__WORK INSTRUCTIONS__
Output each record below exactly, leaving any picture out of the copy.

Data records for software interfaces:
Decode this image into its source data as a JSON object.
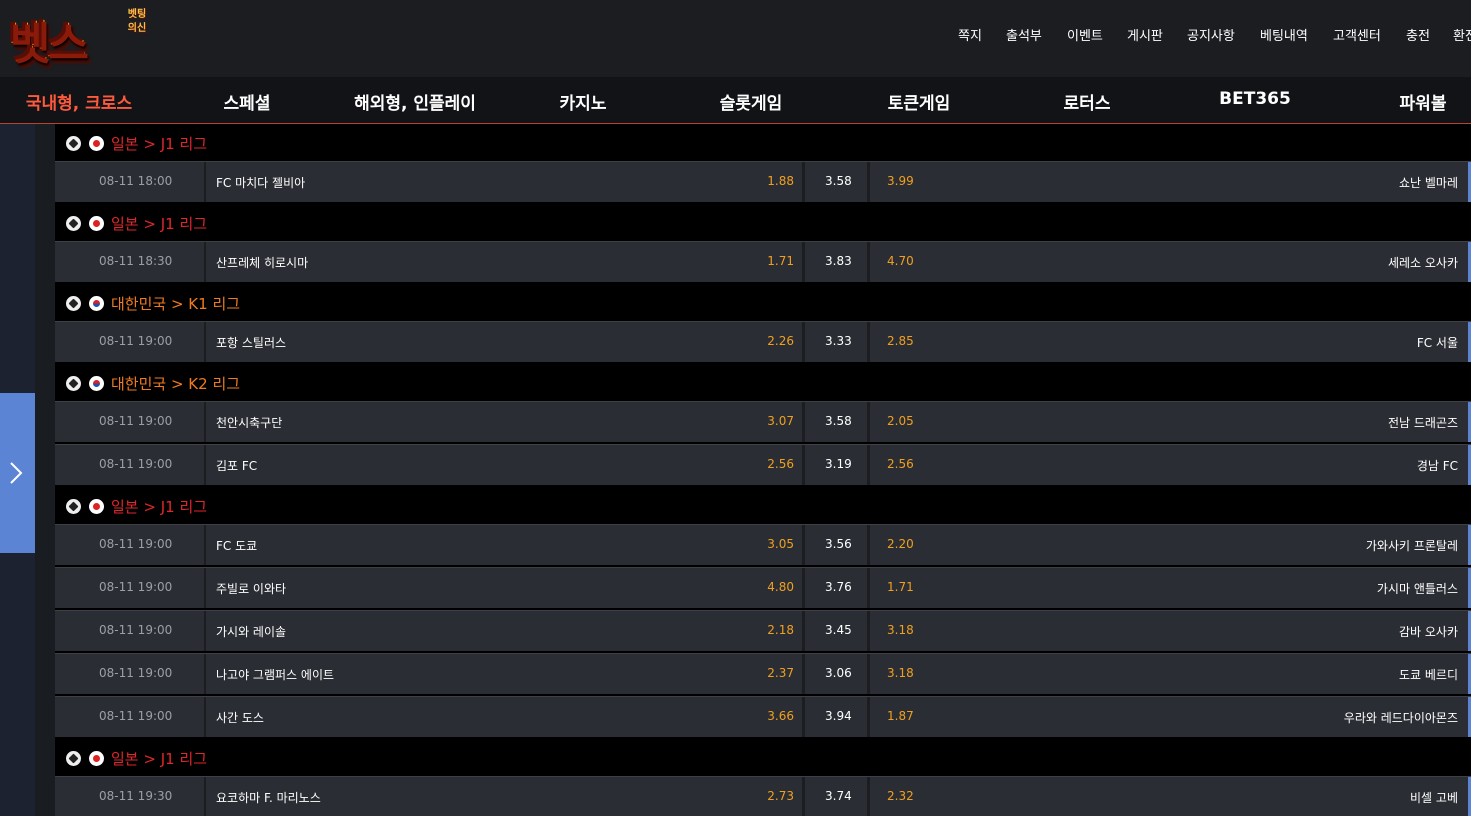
{
  "logo": {
    "main": "벳스",
    "sub": "벳팅의신"
  },
  "topnav": [
    "쪽지",
    "출석부",
    "이벤트",
    "게시판",
    "공지사항",
    "베팅내역",
    "고객센터",
    "충전",
    "환전"
  ],
  "categories": [
    "국내형, 크로스",
    "스페셜",
    "해외형, 인플레이",
    "카지노",
    "슬롯게임",
    "토큰게임",
    "로터스",
    "BET365",
    "파워볼"
  ],
  "sections": [
    {
      "league": "일본 > J1 리그",
      "color": "red",
      "flag": "jp",
      "matches": [
        {
          "time": "08-11 18:00",
          "home": "FC 마치다 젤비아",
          "odd1": "1.88",
          "draw": "3.58",
          "odd2": "3.99",
          "away": "쇼난 벨마레"
        }
      ]
    },
    {
      "league": "일본 > J1 리그",
      "color": "red",
      "flag": "jp",
      "matches": [
        {
          "time": "08-11 18:30",
          "home": "산프레체 히로시마",
          "odd1": "1.71",
          "draw": "3.83",
          "odd2": "4.70",
          "away": "세레소 오사카"
        }
      ]
    },
    {
      "league": "대한민국 > K1 리그",
      "color": "orange",
      "flag": "kr",
      "matches": [
        {
          "time": "08-11 19:00",
          "home": "포항 스틸러스",
          "odd1": "2.26",
          "draw": "3.33",
          "odd2": "2.85",
          "away": "FC 서울"
        }
      ]
    },
    {
      "league": "대한민국 > K2 리그",
      "color": "orange",
      "flag": "kr",
      "matches": [
        {
          "time": "08-11 19:00",
          "home": "천안시축구단",
          "odd1": "3.07",
          "draw": "3.58",
          "odd2": "2.05",
          "away": "전남 드래곤즈"
        },
        {
          "time": "08-11 19:00",
          "home": "김포 FC",
          "odd1": "2.56",
          "draw": "3.19",
          "odd2": "2.56",
          "away": "경남 FC"
        }
      ]
    },
    {
      "league": "일본 > J1 리그",
      "color": "red",
      "flag": "jp",
      "matches": [
        {
          "time": "08-11 19:00",
          "home": "FC 도쿄",
          "odd1": "3.05",
          "draw": "3.56",
          "odd2": "2.20",
          "away": "가와사키 프론탈레"
        },
        {
          "time": "08-11 19:00",
          "home": "주빌로 이와타",
          "odd1": "4.80",
          "draw": "3.76",
          "odd2": "1.71",
          "away": "가시마 앤틀러스"
        },
        {
          "time": "08-11 19:00",
          "home": "가시와 레이솔",
          "odd1": "2.18",
          "draw": "3.45",
          "odd2": "3.18",
          "away": "감바 오사카"
        },
        {
          "time": "08-11 19:00",
          "home": "나고야 그램퍼스 에이트",
          "odd1": "2.37",
          "draw": "3.06",
          "odd2": "3.18",
          "away": "도쿄 베르디"
        },
        {
          "time": "08-11 19:00",
          "home": "사간 도스",
          "odd1": "3.66",
          "draw": "3.94",
          "odd2": "1.87",
          "away": "우라와 레드다이아몬즈"
        }
      ]
    },
    {
      "league": "일본 > J1 리그",
      "color": "red",
      "flag": "jp",
      "matches": [
        {
          "time": "08-11 19:30",
          "home": "요코하마 F. 마리노스",
          "odd1": "2.73",
          "draw": "3.74",
          "odd2": "2.32",
          "away": "비셀 고베"
        }
      ]
    }
  ]
}
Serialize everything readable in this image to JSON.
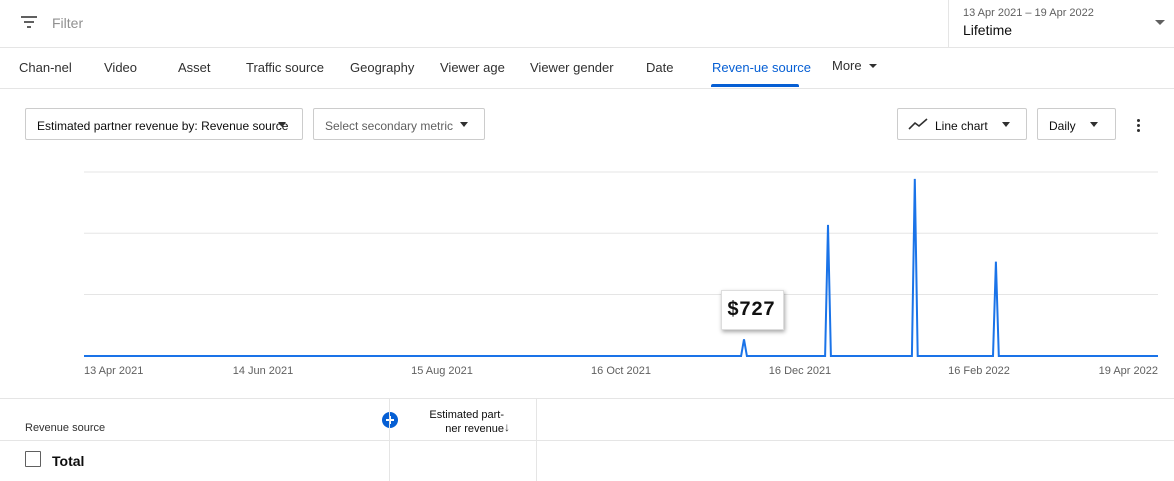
{
  "filter": {
    "icon": "filter-list-icon",
    "placeholder": "Filter"
  },
  "date_range": {
    "range": "13 Apr 2021 – 19 Apr 2022",
    "label": "Lifetime"
  },
  "tabs": [
    {
      "label": "Chan-nel"
    },
    {
      "label": "Video"
    },
    {
      "label": "Asset"
    },
    {
      "label": "Traffic source"
    },
    {
      "label": "Geography"
    },
    {
      "label": "Viewer age"
    },
    {
      "label": "Viewer gender"
    },
    {
      "label": "Date"
    },
    {
      "label": "Reven-ue source",
      "active": true
    },
    {
      "label": "More"
    }
  ],
  "controls": {
    "metric": "Estimated partner revenue by: Revenue source",
    "secondary": "Select secondary metric",
    "chart_type": "Line chart",
    "chart_type_icon": "line-chart-icon",
    "period": "Daily",
    "more_icon": "more-vert-icon"
  },
  "chart_data": {
    "type": "line",
    "x_ticks": [
      "13 Apr 2021",
      "14 Jun 2021",
      "15 Aug 2021",
      "16 Oct 2021",
      "16 Dec 2021",
      "16 Feb 2022",
      "19 Apr 2022"
    ],
    "series": [
      {
        "color": "#1a73e8",
        "points": [
          {
            "x": "2021-04-13",
            "y": 0
          },
          {
            "x": "2021-11-26",
            "y": 0
          },
          {
            "x": "2021-11-27",
            "y": 727
          },
          {
            "x": "2021-11-28",
            "y": 0
          },
          {
            "x": "2021-12-25",
            "y": 0
          },
          {
            "x": "2021-12-26",
            "y": 5700
          },
          {
            "x": "2021-12-27",
            "y": 0
          },
          {
            "x": "2022-01-24",
            "y": 0
          },
          {
            "x": "2022-01-25",
            "y": 7700
          },
          {
            "x": "2022-01-26",
            "y": 0
          },
          {
            "x": "2022-02-21",
            "y": 0
          },
          {
            "x": "2022-02-22",
            "y": 4100
          },
          {
            "x": "2022-02-23",
            "y": 0
          },
          {
            "x": "2022-04-19",
            "y": 0
          }
        ]
      }
    ],
    "ylim": [
      0,
      8000
    ],
    "grid": true,
    "callout": "$727"
  },
  "table": {
    "col_revenue_source": "Revenue source",
    "col_revenue_line1": "Estimated part-",
    "col_revenue_line2": "ner revenue",
    "sort_icon": "arrow-down-icon",
    "add_icon": "add-circle-icon",
    "total_label": "Total"
  }
}
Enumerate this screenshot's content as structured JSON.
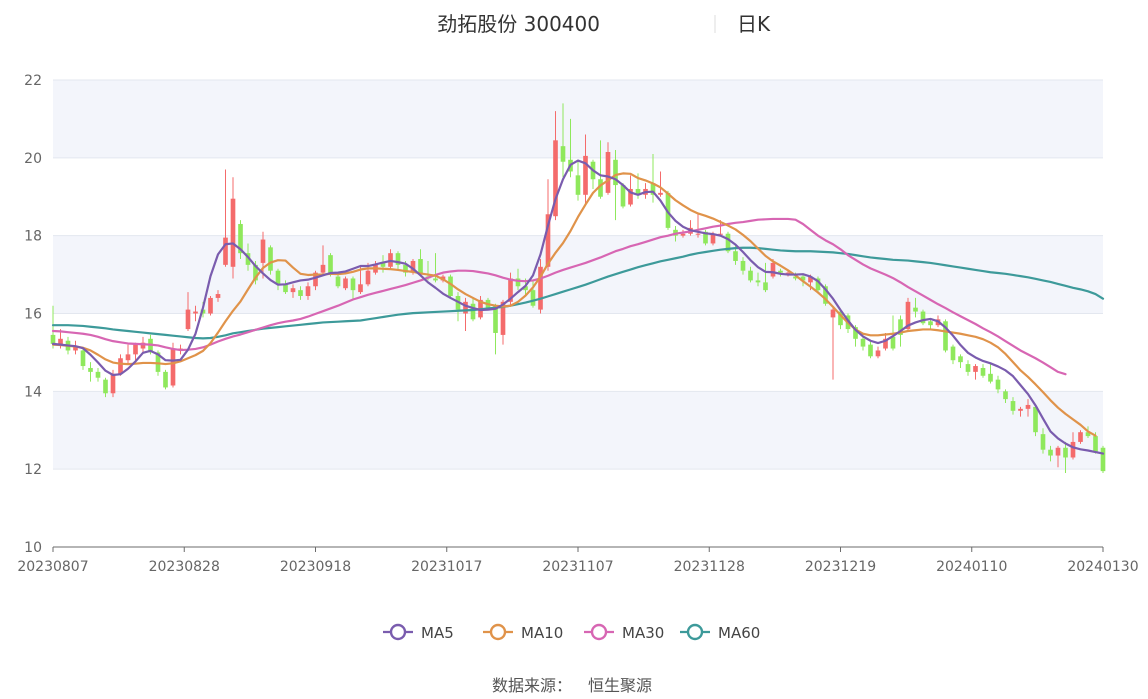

__EXPECTED ANSWER__
Decode this image into its source data as a JSON object.
{
  "logo": {
    "main": "벳스",
    "sub": "벳팅의신"
  },
  "topnav": [
    "쪽지",
    "출석부",
    "이벤트",
    "게시판",
    "공지사항",
    "베팅내역",
    "고객센터",
    "충전",
    "환전"
  ],
  "categories": [
    "국내형, 크로스",
    "스페셜",
    "해외형, 인플레이",
    "카지노",
    "슬롯게임",
    "토큰게임",
    "로터스",
    "BET365",
    "파워볼"
  ],
  "sections": [
    {
      "league": "일본 > J1 리그",
      "color": "red",
      "flag": "jp",
      "matches": [
        {
          "time": "08-11 18:00",
          "home": "FC 마치다 젤비아",
          "odd1": "1.88",
          "draw": "3.58",
          "odd2": "3.99",
          "away": "쇼난 벨마레"
        }
      ]
    },
    {
      "league": "일본 > J1 리그",
      "color": "red",
      "flag": "jp",
      "matches": [
        {
          "time": "08-11 18:30",
          "home": "산프레체 히로시마",
          "odd1": "1.71",
          "draw": "3.83",
          "odd2": "4.70",
          "away": "세레소 오사카"
        }
      ]
    },
    {
      "league": "대한민국 > K1 리그",
      "color": "orange",
      "flag": "kr",
      "matches": [
        {
          "time": "08-11 19:00",
          "home": "포항 스틸러스",
          "odd1": "2.26",
          "draw": "3.33",
          "odd2": "2.85",
          "away": "FC 서울"
        }
      ]
    },
    {
      "league": "대한민국 > K2 리그",
      "color": "orange",
      "flag": "kr",
      "matches": [
        {
          "time": "08-11 19:00",
          "home": "천안시축구단",
          "odd1": "3.07",
          "draw": "3.58",
          "odd2": "2.05",
          "away": "전남 드래곤즈"
        },
        {
          "time": "08-11 19:00",
          "home": "김포 FC",
          "odd1": "2.56",
          "draw": "3.19",
          "odd2": "2.56",
          "away": "경남 FC"
        }
      ]
    },
    {
      "league": "일본 > J1 리그",
      "color": "red",
      "flag": "jp",
      "matches": [
        {
          "time": "08-11 19:00",
          "home": "FC 도쿄",
          "odd1": "3.05",
          "draw": "3.56",
          "odd2": "2.20",
          "away": "가와사키 프론탈레"
        },
        {
          "time": "08-11 19:00",
          "home": "주빌로 이와타",
          "odd1": "4.80",
          "draw": "3.76",
          "odd2": "1.71",
          "away": "가시마 앤틀러스"
        },
        {
          "time": "08-11 19:00",
          "home": "가시와 레이솔",
          "odd1": "2.18",
          "draw": "3.45",
          "odd2": "3.18",
          "away": "감바 오사카"
        },
        {
          "time": "08-11 19:00",
          "home": "나고야 그램퍼스 에이트",
          "odd1": "2.37",
          "draw": "3.06",
          "odd2": "3.18",
          "away": "도쿄 베르디"
        },
        {
          "time": "08-11 19:00",
          "home": "사간 도스",
          "odd1": "3.66",
          "draw": "3.94",
          "odd2": "1.87",
          "away": "우라와 레드다이아몬즈"
        }
      ]
    },
    {
      "league": "일본 > J1 리그",
      "color": "red",
      "flag": "jp",
      "matches": [
        {
          "time": "08-11 19:30",
          "home": "요코하마 F. 마리노스",
          "odd1": "2.73",
          "draw": "3.74",
          "odd2": "2.32",
          "away": "비셀 고베"
        }
      ]
    }
  ]
}
Serialize everything readable in this image to JSON.
{
  "filter": {
    "icon": "filter-list-icon",
    "placeholder": "Filter"
  },
  "date_range": {
    "range": "13 Apr 2021 – 19 Apr 2022",
    "label": "Lifetime"
  },
  "tabs": [
    {
      "label": "Chan-nel"
    },
    {
      "label": "Video"
    },
    {
      "label": "Asset"
    },
    {
      "label": "Traffic source"
    },
    {
      "label": "Geography"
    },
    {
      "label": "Viewer age"
    },
    {
      "label": "Viewer gender"
    },
    {
      "label": "Date"
    },
    {
      "label": "Reven-ue source",
      "active": true
    },
    {
      "label": "More"
    }
  ],
  "controls": {
    "metric": "Estimated partner revenue by: Revenue source",
    "secondary": "Select secondary metric",
    "chart_type": "Line chart",
    "chart_type_icon": "line-chart-icon",
    "period": "Daily",
    "more_icon": "more-vert-icon"
  },
  "chart_data": {
    "type": "line",
    "x_ticks": [
      "13 Apr 2021",
      "14 Jun 2021",
      "15 Aug 2021",
      "16 Oct 2021",
      "16 Dec 2021",
      "16 Feb 2022",
      "19 Apr 2022"
    ],
    "series": [
      {
        "color": "#1a73e8",
        "points": [
          {
            "x": "2021-04-13",
            "y": 0
          },
          {
            "x": "2021-11-26",
            "y": 0
          },
          {
            "x": "2021-11-27",
            "y": 727
          },
          {
            "x": "2021-11-28",
            "y": 0
          },
          {
            "x": "2021-12-25",
            "y": 0
          },
          {
            "x": "2021-12-26",
            "y": 5700
          },
          {
            "x": "2021-12-27",
            "y": 0
          },
          {
            "x": "2022-01-24",
            "y": 0
          },
          {
            "x": "2022-01-25",
            "y": 7700
          },
          {
            "x": "2022-01-26",
            "y": 0
          },
          {
            "x": "2022-02-21",
            "y": 0
          },
          {
            "x": "2022-02-22",
            "y": 4100
          },
          {
            "x": "2022-02-23",
            "y": 0
          },
          {
            "x": "2022-04-19",
            "y": 0
          }
        ]
      }
    ],
    "ylim": [
      0,
      8000
    ],
    "grid": true,
    "callout": "$727"
  },
  "table": {
    "col_revenue_source": "Revenue source",
    "col_revenue_line1": "Estimated part-",
    "col_revenue_line2": "ner revenue",
    "sort_icon": "arrow-down-icon",
    "add_icon": "add-circle-icon",
    "total_label": "Total"
  }
}
Enumerate this screenshot's content as structured JSON.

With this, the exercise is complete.